I watched “Easy Rider” for the first time yesterday – one of those films I was convinced I’d already seen, but hadn’t. It is truly iconic (not that it requires me to say that, of course), encapsulating key elements of a particular era. In the film, the two bikers are trying to attain “freedom” â€“ whatever that means. “Maya” feels like the M.I.A. version of it in certain respects. Whilst on her debut, she was a London girl calling out to the rest of the world, and on “Kala” she travelled it, “Maya” feels like a critique of America, and a wake-up call to society (more so the online community) to stop hiding behind screens and realise we are all the same. It may be due to her having had a baby, realising that there is a major difference between connection and communication, or just having grown up a bit, but she is trying to expand her horizons. Away from the conceptual slant, there are challenging issues. I’ll always remember one of her interviews where she explained why she got signed in the States: “I think Jimmy Iovine heard the album and went ‘Oh my God, she’s got the BEATS!'”

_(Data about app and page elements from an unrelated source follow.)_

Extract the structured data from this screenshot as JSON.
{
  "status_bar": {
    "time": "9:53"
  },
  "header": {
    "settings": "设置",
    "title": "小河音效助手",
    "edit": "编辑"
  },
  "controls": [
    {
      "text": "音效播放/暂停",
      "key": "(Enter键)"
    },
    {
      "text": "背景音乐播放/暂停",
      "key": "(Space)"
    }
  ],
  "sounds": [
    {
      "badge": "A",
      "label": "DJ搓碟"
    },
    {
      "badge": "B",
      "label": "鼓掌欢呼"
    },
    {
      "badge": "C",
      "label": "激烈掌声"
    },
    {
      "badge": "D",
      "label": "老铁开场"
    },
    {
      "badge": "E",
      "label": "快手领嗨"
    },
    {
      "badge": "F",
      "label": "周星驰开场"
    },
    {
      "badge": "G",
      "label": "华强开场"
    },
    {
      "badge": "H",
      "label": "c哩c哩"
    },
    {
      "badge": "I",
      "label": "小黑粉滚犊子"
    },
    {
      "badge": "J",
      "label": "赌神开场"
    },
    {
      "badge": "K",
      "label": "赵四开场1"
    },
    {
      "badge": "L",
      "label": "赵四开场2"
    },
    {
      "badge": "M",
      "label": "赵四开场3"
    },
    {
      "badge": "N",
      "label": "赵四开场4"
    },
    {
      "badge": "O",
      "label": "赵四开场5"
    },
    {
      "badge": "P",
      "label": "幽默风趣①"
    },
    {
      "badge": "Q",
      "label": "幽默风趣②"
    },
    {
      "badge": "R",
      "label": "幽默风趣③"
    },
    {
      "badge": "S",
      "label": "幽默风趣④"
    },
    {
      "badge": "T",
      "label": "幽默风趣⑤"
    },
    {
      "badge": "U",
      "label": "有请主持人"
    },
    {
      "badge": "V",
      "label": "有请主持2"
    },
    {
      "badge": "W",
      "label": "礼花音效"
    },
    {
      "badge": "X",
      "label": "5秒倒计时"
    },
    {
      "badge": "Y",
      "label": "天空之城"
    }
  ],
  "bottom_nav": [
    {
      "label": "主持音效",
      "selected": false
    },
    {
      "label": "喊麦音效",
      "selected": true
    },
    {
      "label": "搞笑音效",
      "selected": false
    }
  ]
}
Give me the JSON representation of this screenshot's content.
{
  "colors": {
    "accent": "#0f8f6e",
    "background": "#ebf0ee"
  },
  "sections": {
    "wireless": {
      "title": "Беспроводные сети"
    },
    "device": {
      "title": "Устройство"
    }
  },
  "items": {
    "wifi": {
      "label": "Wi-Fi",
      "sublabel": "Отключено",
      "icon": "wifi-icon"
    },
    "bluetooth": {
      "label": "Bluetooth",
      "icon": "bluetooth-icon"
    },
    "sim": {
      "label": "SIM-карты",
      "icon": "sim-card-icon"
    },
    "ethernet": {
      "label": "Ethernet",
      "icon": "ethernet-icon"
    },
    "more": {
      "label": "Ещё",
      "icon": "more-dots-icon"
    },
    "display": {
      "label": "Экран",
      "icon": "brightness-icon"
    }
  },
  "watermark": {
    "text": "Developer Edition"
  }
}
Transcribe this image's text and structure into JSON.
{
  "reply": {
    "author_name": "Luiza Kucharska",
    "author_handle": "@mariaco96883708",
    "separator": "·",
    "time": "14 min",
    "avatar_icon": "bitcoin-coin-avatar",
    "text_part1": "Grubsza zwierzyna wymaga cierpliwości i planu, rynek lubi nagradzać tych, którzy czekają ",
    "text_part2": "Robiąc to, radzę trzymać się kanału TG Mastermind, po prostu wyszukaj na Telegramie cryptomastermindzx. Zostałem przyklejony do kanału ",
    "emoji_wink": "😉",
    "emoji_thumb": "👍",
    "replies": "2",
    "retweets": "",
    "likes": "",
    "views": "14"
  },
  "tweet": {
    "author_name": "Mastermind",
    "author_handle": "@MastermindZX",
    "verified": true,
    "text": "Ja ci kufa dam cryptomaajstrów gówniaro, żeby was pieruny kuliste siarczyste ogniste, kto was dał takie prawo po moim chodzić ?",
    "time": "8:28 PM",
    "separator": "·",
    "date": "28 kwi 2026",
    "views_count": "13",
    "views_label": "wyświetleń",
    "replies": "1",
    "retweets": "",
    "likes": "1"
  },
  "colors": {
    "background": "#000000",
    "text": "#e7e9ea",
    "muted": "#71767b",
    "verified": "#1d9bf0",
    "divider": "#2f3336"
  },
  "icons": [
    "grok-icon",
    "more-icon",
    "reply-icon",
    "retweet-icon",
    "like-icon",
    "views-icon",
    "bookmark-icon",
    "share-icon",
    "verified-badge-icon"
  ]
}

Unfortunately, M.I.A. is an artist that pushes occasionally clever sound bites over BEATS, monster ones. Take those blitzkrieg instrumentals away and you’re left with “Like Obama needs to love up Chen” over dead air – it’s just not quite there. Left at that, it would leave “Maya” to be an interesting transitional phase, but by no means essential listening. However, fortunately, M.I.A. has discovered the joy of melody, meaning that many of these songs will worm their way into your brain, and you will find them difficult to dislodge. Favouring melody over raucous beats is a risky strategy, but she just about pulls it off. Just because that isnâ€™t the modus operandi of Diplo, it doesnâ€™t invalidate “Maya.” This is no classic, but it is mad decent, and certainly no “turd.” If this is the last album from Maya, before she is holed up behind a wall of YouTube videos, it seems like the most fitting way for her to switch off â€“ before, she was coming back with “power, power” but on “Maya” she is slowly powering down.